*EXERCISE*: Output all entries precisely and leave out the pictures.

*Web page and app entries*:
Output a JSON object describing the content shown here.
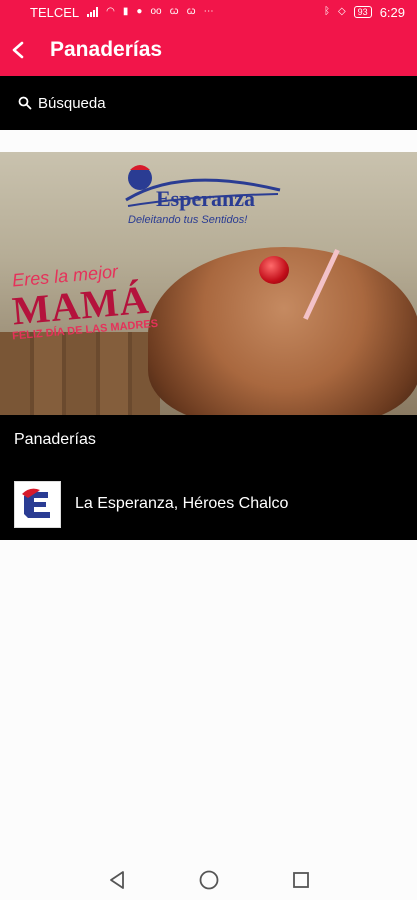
{
  "status_bar": {
    "carrier": "TELCEL",
    "battery": "93",
    "time": "6:29",
    "icons": [
      "signal-icon",
      "wifi-icon",
      "sim-icon",
      "facebook-icon",
      "voicemail-icon",
      "app-icon",
      "app-icon",
      "more-icon",
      "bluetooth-icon",
      "mute-icon"
    ]
  },
  "app_bar": {
    "title": "Panaderías",
    "back_icon": "back-arrow-icon"
  },
  "search": {
    "placeholder": "Búsqueda",
    "icon": "search-icon"
  },
  "banner": {
    "logo_text": "Esperanza",
    "tagline": "Deleitando tus Sentidos!",
    "promo_line1": "Eres la mejor",
    "promo_line2": "MAMÁ",
    "promo_line3": "FELIZ DÍA DE LAS MADRES"
  },
  "section": {
    "title": "Panaderías",
    "items": [
      {
        "label": "La Esperanza, Héroes Chalco"
      }
    ]
  },
  "nav": {
    "back": "nav-back-icon",
    "home": "nav-home-icon",
    "recents": "nav-recents-icon"
  },
  "colors": {
    "primary": "#f2154a",
    "card": "#000000",
    "brand_blue": "#2a3c93"
  }
}
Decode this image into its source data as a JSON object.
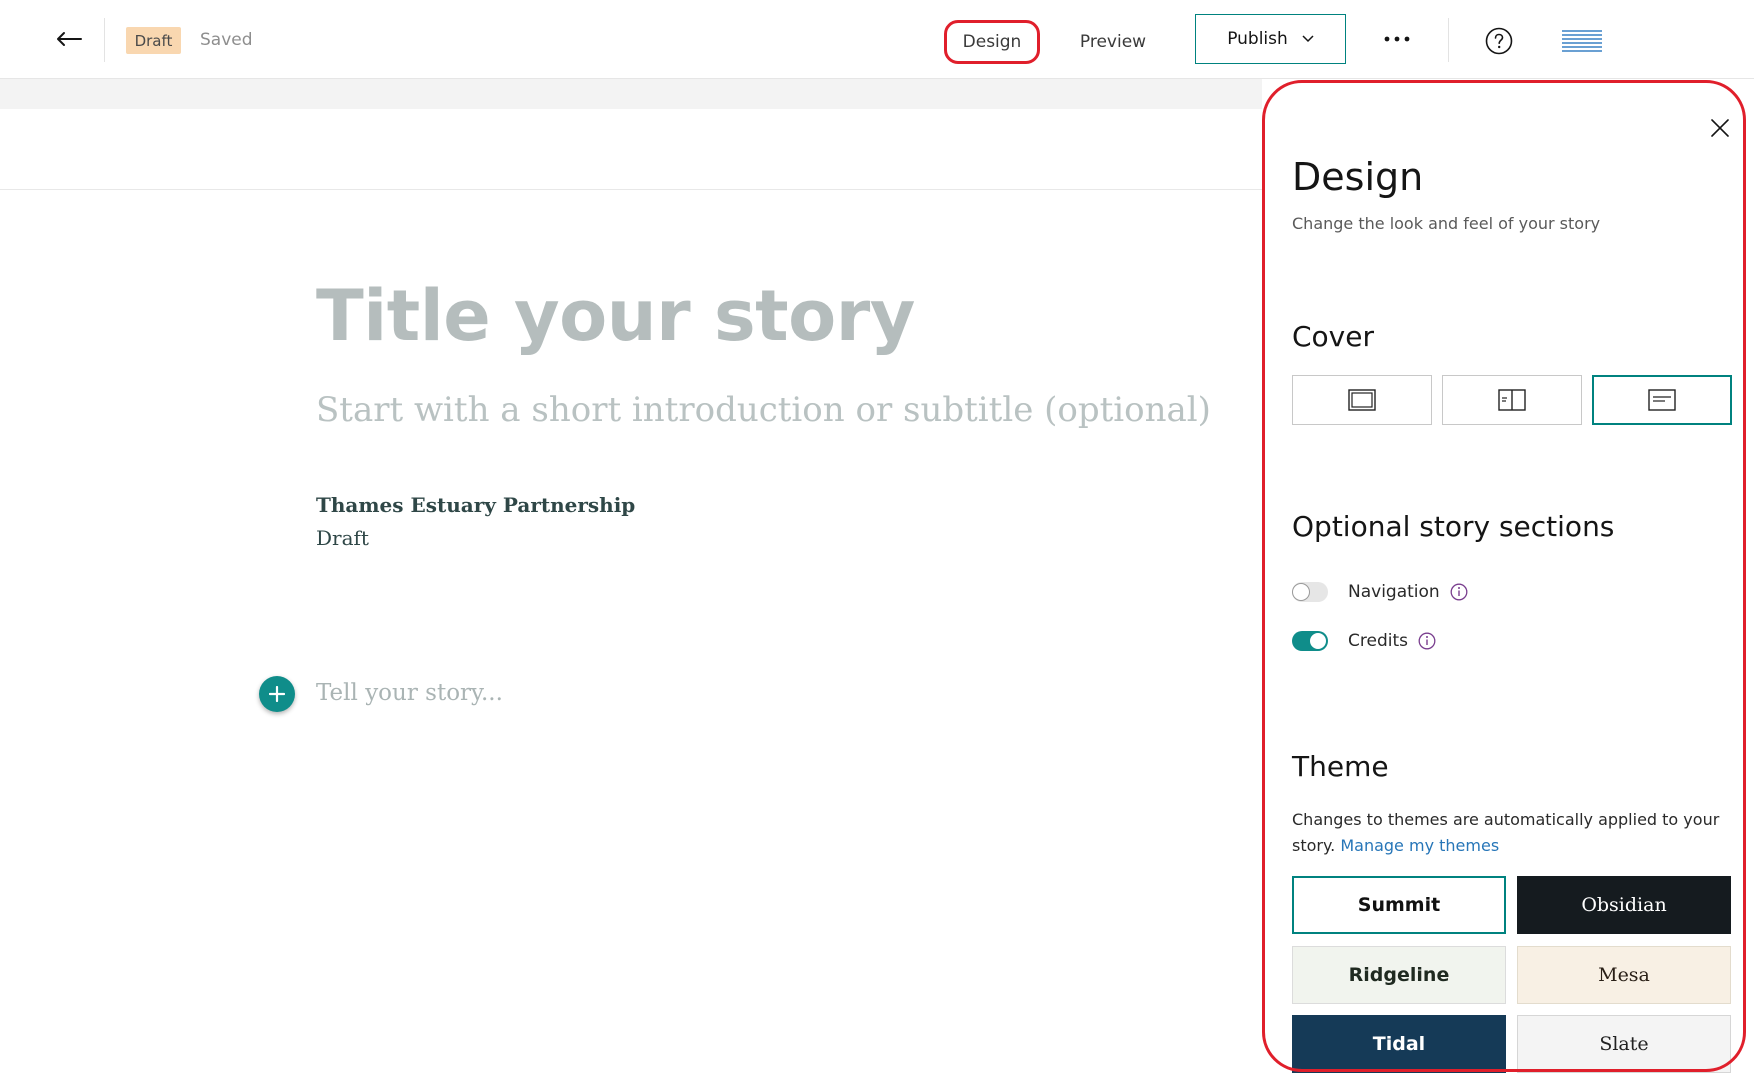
{
  "header": {
    "draft_badge": "Draft",
    "saved_status": "Saved",
    "design_label": "Design",
    "preview_label": "Preview",
    "publish_label": "Publish",
    "icons": {
      "back": "arrow-left-icon",
      "publish_dropdown": "chevron-down-icon",
      "more": "more-horizontal-icon",
      "help": "question-circle-icon"
    }
  },
  "story": {
    "title_placeholder": "Title your story",
    "subtitle_placeholder": "Start with a short introduction or subtitle (optional)",
    "author": "Thames Estuary Partnership",
    "status": "Draft",
    "body_placeholder": "Tell your story..."
  },
  "design_panel": {
    "title": "Design",
    "description": "Change the look and feel of your story",
    "cover": {
      "heading": "Cover",
      "options": [
        {
          "icon": "cover-full-icon",
          "selected": false
        },
        {
          "icon": "cover-split-icon",
          "selected": false
        },
        {
          "icon": "cover-minimal-icon",
          "selected": true
        }
      ]
    },
    "optional_sections": {
      "heading": "Optional story sections",
      "items": [
        {
          "label": "Navigation",
          "enabled": false
        },
        {
          "label": "Credits",
          "enabled": true
        }
      ]
    },
    "theme": {
      "heading": "Theme",
      "description": "Changes to themes are automatically applied to your story.",
      "manage_link": "Manage my themes",
      "options": [
        "Summit",
        "Obsidian",
        "Ridgeline",
        "Mesa",
        "Tidal",
        "Slate"
      ],
      "selected": "Summit"
    }
  },
  "colors": {
    "accent": "#00827f",
    "toggle_on": "#0f8d8a",
    "highlight_outline": "#e01f2b",
    "draft_badge": "#f9d7b0",
    "link": "#2776b8"
  }
}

*ANSWER SECTION*:
Output a JSON object describing the content shown here.
{
  "status_bar": {
    "carrier": "TELCEL",
    "battery": "93",
    "time": "6:29",
    "icons": [
      "signal-icon",
      "wifi-icon",
      "sim-icon",
      "facebook-icon",
      "voicemail-icon",
      "app-icon",
      "app-icon",
      "more-icon",
      "bluetooth-icon",
      "mute-icon"
    ]
  },
  "app_bar": {
    "title": "Panaderías",
    "back_icon": "back-arrow-icon"
  },
  "search": {
    "placeholder": "Búsqueda",
    "icon": "search-icon"
  },
  "banner": {
    "logo_text": "Esperanza",
    "tagline": "Deleitando tus Sentidos!",
    "promo_line1": "Eres la mejor",
    "promo_line2": "MAMÁ",
    "promo_line3": "FELIZ DÍA DE LAS MADRES"
  },
  "section": {
    "title": "Panaderías",
    "items": [
      {
        "label": "La Esperanza, Héroes Chalco"
      }
    ]
  },
  "nav": {
    "back": "nav-back-icon",
    "home": "nav-home-icon",
    "recents": "nav-recents-icon"
  },
  "colors": {
    "primary": "#f2154a",
    "card": "#000000",
    "brand_blue": "#2a3c93"
  }
}
Decode this image into its source data as a JSON object.
{
  "header": {
    "draft_badge": "Draft",
    "saved_status": "Saved",
    "design_label": "Design",
    "preview_label": "Preview",
    "publish_label": "Publish",
    "icons": {
      "back": "arrow-left-icon",
      "publish_dropdown": "chevron-down-icon",
      "more": "more-horizontal-icon",
      "help": "question-circle-icon"
    }
  },
  "story": {
    "title_placeholder": "Title your story",
    "subtitle_placeholder": "Start with a short introduction or subtitle (optional)",
    "author": "Thames Estuary Partnership",
    "status": "Draft",
    "body_placeholder": "Tell your story..."
  },
  "design_panel": {
    "title": "Design",
    "description": "Change the look and feel of your story",
    "cover": {
      "heading": "Cover",
      "options": [
        {
          "icon": "cover-full-icon",
          "selected": false
        },
        {
          "icon": "cover-split-icon",
          "selected": false
        },
        {
          "icon": "cover-minimal-icon",
          "selected": true
        }
      ]
    },
    "optional_sections": {
      "heading": "Optional story sections",
      "items": [
        {
          "label": "Navigation",
          "enabled": false
        },
        {
          "label": "Credits",
          "enabled": true
        }
      ]
    },
    "theme": {
      "heading": "Theme",
      "description": "Changes to themes are automatically applied to your story.",
      "manage_link": "Manage my themes",
      "options": [
        "Summit",
        "Obsidian",
        "Ridgeline",
        "Mesa",
        "Tidal",
        "Slate"
      ],
      "selected": "Summit"
    }
  },
  "colors": {
    "accent": "#00827f",
    "toggle_on": "#0f8d8a",
    "highlight_outline": "#e01f2b",
    "draft_badge": "#f9d7b0",
    "link": "#2776b8"
  }
}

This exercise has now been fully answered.